However, I do have things I like to spend money on — namely, eating and drinking. It's a rare day that I don't buy myself a coffee and it's a rare week that I don't spend a couple of nights out eating and drinking with friends. These add up.
The relationship to money that I inherited from my parents is an out-of-balance save/ splurge mentality. I think their idea was: Live simply, but treat yourself occasionally, especially on payday or Christmas. My problem is that I can always think up a reason why today is a good day to treat myself.
But enough is enough. I'm a student again now and I'm on borrowed money, which means I need to be on a budget.
The catch for me is that I'm 30. I've grown accustomed to the kind of lifestyle a full-time job and salary can afford. It's hard to go back to living a stripped-down student life. There are certain concessions I just can't make.
I need to live by myself — no house-sharing with smelly strangers! I need nice cookware so that I can make nice food in my kitchen. It doesn't help that I like nicer wines than I did 10 years ago, either.
The first step in setting a budget for myself was to track my spending. I downloaded a few apps that purported to help keep track of my spending. The deeper I got into analyzing my spending, the more I realized that this isn't a challenge I could pull off in a few weeks.
Based on my analysis, and on trends and tips I've heard over the years (but ignored), I've set myself some new spending guidelines. I'm going to follow them closely for the next two months and report back in mid-March to let you know how it went.
A good rule of thumb, I'm told, is to spend roughly a third of your income on rent/housing. Let's ignore the fact that I have no real income and use my rent as a fixed point: I pay C$650 (49,000 yen) per month, which includes heating and electricity.
Internet and a cell phone should cost another C$100 (7,600 yen) per month. Food prices have gone up about 25 percent since I lived in Canada a decade ago, so I now get even less bang for my buck.
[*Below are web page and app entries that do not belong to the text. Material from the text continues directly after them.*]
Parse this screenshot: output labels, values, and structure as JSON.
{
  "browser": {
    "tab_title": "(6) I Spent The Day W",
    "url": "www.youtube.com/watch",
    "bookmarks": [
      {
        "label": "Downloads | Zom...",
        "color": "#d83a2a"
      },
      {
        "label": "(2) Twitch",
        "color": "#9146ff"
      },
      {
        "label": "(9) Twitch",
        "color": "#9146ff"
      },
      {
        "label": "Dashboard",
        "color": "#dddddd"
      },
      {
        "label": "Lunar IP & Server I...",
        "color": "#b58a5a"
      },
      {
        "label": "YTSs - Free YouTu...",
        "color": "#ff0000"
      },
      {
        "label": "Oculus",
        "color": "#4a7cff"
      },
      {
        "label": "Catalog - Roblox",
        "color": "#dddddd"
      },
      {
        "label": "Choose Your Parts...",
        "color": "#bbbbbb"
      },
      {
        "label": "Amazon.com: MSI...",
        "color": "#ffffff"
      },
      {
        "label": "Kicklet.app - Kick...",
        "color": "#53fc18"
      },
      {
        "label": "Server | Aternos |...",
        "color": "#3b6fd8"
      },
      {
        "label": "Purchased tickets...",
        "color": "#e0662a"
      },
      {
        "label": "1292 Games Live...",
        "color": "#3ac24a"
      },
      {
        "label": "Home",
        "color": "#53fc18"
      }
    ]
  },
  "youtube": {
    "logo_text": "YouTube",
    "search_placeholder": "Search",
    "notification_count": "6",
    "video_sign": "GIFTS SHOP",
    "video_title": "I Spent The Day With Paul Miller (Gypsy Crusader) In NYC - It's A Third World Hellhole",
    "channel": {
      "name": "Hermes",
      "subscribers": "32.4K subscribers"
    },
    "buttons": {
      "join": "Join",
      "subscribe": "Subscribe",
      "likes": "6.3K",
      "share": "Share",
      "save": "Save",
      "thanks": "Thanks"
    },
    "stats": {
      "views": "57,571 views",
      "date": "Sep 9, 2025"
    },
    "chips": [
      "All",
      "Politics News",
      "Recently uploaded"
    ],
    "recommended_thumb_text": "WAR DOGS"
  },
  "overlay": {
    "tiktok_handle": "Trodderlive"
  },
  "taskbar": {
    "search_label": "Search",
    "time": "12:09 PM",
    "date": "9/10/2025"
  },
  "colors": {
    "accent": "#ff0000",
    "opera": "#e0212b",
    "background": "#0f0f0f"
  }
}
Even so, I should be able to do batch cooking (for example, making a big roast on Sunday and using that in the week's dishes). My total food spending (including groceries and eating out) needn't be more than half my rent. If it is, I'm eating too much. So that's something like C$75 (5,600 yen) per week on food, just over C$10 (760 yen) per day. Should be plenty.
I will bolt on another C$200 (15,000 yen) per month for going out, although as a student, I should really be studying and not going out so much.
One also has to add at least an extra C$100 (7,600 yen) per month into "miscellaneous." For example, this month, that means paying for a lot of household items, because I just moved house. Next month it might be that I pay to get my bicycle fixed, or another month it might be new contact lenses ... there's always something.
So, my monthly budget looks like this:
C$1,375 (104,000 TOTAL yen)
There are other things that will affect this budget, like school tuition, books and school expenses, of which there are many in film school, but in general, I think this is a good plan. I should be able to hit this realistically.
I will monitor myself by adding up all my spending onto big sticky notes on the back of my door. I need to be reminded of my budget all the time, to make it part of my life. And that means learning to love my budget instead of being afraid of it.
Next time: What if I ... sleep eight hours a night?